* TASK OBJECTIVE
Read the data below. Then repeat all of it exactly.

(Records from a data collection)
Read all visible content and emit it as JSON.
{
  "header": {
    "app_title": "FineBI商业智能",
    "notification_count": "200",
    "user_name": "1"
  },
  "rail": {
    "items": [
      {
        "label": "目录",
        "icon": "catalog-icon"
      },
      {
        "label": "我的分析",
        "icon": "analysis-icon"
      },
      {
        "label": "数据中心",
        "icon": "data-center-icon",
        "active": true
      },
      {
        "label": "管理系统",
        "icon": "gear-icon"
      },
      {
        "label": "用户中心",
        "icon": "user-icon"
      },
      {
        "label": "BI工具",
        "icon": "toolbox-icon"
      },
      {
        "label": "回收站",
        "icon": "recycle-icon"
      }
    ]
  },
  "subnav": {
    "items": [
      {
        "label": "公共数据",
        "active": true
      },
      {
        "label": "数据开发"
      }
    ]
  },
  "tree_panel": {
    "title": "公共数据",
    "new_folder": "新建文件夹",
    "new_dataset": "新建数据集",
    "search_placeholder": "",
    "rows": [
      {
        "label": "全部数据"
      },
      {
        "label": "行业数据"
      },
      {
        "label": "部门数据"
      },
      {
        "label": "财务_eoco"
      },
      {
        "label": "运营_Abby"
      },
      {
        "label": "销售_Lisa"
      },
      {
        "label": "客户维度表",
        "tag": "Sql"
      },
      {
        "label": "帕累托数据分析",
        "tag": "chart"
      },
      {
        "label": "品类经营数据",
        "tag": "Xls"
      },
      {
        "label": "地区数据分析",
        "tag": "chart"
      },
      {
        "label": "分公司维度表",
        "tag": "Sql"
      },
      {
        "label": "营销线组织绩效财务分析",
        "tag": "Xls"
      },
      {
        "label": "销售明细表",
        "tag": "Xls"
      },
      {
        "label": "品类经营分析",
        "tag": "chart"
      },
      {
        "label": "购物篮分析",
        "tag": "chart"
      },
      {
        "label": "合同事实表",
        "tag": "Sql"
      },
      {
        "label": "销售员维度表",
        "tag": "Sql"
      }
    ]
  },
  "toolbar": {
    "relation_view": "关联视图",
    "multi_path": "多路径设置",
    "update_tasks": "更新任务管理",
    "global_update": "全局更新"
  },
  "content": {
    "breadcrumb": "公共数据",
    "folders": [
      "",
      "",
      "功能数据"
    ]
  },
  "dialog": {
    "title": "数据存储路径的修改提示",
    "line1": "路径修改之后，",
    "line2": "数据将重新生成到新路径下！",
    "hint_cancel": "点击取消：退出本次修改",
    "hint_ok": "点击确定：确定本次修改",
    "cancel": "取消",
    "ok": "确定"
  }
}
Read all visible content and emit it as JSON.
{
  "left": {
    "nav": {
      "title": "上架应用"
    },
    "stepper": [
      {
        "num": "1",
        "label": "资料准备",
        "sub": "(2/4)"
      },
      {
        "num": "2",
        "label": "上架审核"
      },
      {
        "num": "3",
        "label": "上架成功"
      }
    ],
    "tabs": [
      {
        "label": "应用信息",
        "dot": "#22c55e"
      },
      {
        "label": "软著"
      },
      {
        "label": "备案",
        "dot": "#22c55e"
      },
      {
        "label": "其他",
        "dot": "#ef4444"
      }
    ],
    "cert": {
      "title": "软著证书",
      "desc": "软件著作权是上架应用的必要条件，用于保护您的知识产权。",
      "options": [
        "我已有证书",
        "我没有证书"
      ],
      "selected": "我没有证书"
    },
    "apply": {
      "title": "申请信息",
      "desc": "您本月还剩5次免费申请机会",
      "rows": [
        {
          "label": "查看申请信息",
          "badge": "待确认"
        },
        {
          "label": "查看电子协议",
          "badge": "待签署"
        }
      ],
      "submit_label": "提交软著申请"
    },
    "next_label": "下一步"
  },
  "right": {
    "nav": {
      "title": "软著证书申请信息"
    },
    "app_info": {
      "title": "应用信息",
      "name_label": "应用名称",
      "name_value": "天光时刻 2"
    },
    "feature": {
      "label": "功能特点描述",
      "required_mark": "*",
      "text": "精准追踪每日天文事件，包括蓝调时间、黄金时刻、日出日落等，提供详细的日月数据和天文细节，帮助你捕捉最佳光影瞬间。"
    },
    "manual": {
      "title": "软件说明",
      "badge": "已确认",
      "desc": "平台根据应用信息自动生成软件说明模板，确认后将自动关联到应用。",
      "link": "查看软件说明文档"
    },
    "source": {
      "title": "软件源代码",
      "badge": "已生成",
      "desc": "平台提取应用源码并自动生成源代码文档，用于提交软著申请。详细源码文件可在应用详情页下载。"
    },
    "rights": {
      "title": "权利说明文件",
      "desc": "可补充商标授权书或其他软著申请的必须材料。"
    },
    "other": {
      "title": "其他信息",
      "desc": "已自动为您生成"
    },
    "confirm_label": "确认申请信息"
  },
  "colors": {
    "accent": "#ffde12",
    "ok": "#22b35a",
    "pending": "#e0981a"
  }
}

* YOUR RESPONSE
Read all visible content and emit it as JSON.
{
  "header": {
    "app_title": "FineBI商业智能",
    "notification_count": "200",
    "user_name": "1"
  },
  "rail": {
    "items": [
      {
        "label": "目录",
        "icon": "catalog-icon"
      },
      {
        "label": "我的分析",
        "icon": "analysis-icon"
      },
      {
        "label": "数据中心",
        "icon": "data-center-icon",
        "active": true
      },
      {
        "label": "管理系统",
        "icon": "gear-icon"
      },
      {
        "label": "用户中心",
        "icon": "user-icon"
      },
      {
        "label": "BI工具",
        "icon": "toolbox-icon"
      },
      {
        "label": "回收站",
        "icon": "recycle-icon"
      }
    ]
  },
  "subnav": {
    "items": [
      {
        "label": "公共数据",
        "active": true
      },
      {
        "label": "数据开发"
      }
    ]
  },
  "tree_panel": {
    "title": "公共数据",
    "new_folder": "新建文件夹",
    "new_dataset": "新建数据集",
    "search_placeholder": "",
    "rows": [
      {
        "label": "全部数据"
      },
      {
        "label": "行业数据"
      },
      {
        "label": "部门数据"
      },
      {
        "label": "财务_eoco"
      },
      {
        "label": "运营_Abby"
      },
      {
        "label": "销售_Lisa"
      },
      {
        "label": "客户维度表",
        "tag": "Sql"
      },
      {
        "label": "帕累托数据分析",
        "tag": "chart"
      },
      {
        "label": "品类经营数据",
        "tag": "Xls"
      },
      {
        "label": "地区数据分析",
        "tag": "chart"
      },
      {
        "label": "分公司维度表",
        "tag": "Sql"
      },
      {
        "label": "营销线组织绩效财务分析",
        "tag": "Xls"
      },
      {
        "label": "销售明细表",
        "tag": "Xls"
      },
      {
        "label": "品类经营分析",
        "tag": "chart"
      },
      {
        "label": "购物篮分析",
        "tag": "chart"
      },
      {
        "label": "合同事实表",
        "tag": "Sql"
      },
      {
        "label": "销售员维度表",
        "tag": "Sql"
      }
    ]
  },
  "toolbar": {
    "relation_view": "关联视图",
    "multi_path": "多路径设置",
    "update_tasks": "更新任务管理",
    "global_update": "全局更新"
  },
  "content": {
    "breadcrumb": "公共数据",
    "folders": [
      "",
      "",
      "功能数据"
    ]
  },
  "dialog": {
    "title": "数据存储路径的修改提示",
    "line1": "路径修改之后，",
    "line2": "数据将重新生成到新路径下！",
    "hint_cancel": "点击取消：退出本次修改",
    "hint_ok": "点击确定：确定本次修改",
    "cancel": "取消",
    "ok": "确定"
  }
}
Read all visible content and emit it as JSON.
{
  "left": {
    "nav": {
      "title": "上架应用"
    },
    "stepper": [
      {
        "num": "1",
        "label": "资料准备",
        "sub": "(2/4)"
      },
      {
        "num": "2",
        "label": "上架审核"
      },
      {
        "num": "3",
        "label": "上架成功"
      }
    ],
    "tabs": [
      {
        "label": "应用信息",
        "dot": "#22c55e"
      },
      {
        "label": "软著"
      },
      {
        "label": "备案",
        "dot": "#22c55e"
      },
      {
        "label": "其他",
        "dot": "#ef4444"
      }
    ],
    "cert": {
      "title": "软著证书",
      "desc": "软件著作权是上架应用的必要条件，用于保护您的知识产权。",
      "options": [
        "我已有证书",
        "我没有证书"
      ],
      "selected": "我没有证书"
    },
    "apply": {
      "title": "申请信息",
      "desc": "您本月还剩5次免费申请机会",
      "rows": [
        {
          "label": "查看申请信息",
          "badge": "待确认"
        },
        {
          "label": "查看电子协议",
          "badge": "待签署"
        }
      ],
      "submit_label": "提交软著申请"
    },
    "next_label": "下一步"
  },
  "right": {
    "nav": {
      "title": "软著证书申请信息"
    },
    "app_info": {
      "title": "应用信息",
      "name_label": "应用名称",
      "name_value": "天光时刻 2"
    },
    "feature": {
      "label": "功能特点描述",
      "required_mark": "*",
      "text": "精准追踪每日天文事件，包括蓝调时间、黄金时刻、日出日落等，提供详细的日月数据和天文细节，帮助你捕捉最佳光影瞬间。"
    },
    "manual": {
      "title": "软件说明",
      "badge": "已确认",
      "desc": "平台根据应用信息自动生成软件说明模板，确认后将自动关联到应用。",
      "link": "查看软件说明文档"
    },
    "source": {
      "title": "软件源代码",
      "badge": "已生成",
      "desc": "平台提取应用源码并自动生成源代码文档，用于提交软著申请。详细源码文件可在应用详情页下载。"
    },
    "rights": {
      "title": "权利说明文件",
      "desc": "可补充商标授权书或其他软著申请的必须材料。"
    },
    "other": {
      "title": "其他信息",
      "desc": "已自动为您生成"
    },
    "confirm_label": "确认申请信息"
  },
  "colors": {
    "accent": "#ffde12",
    "ok": "#22b35a",
    "pending": "#e0981a"
  }
}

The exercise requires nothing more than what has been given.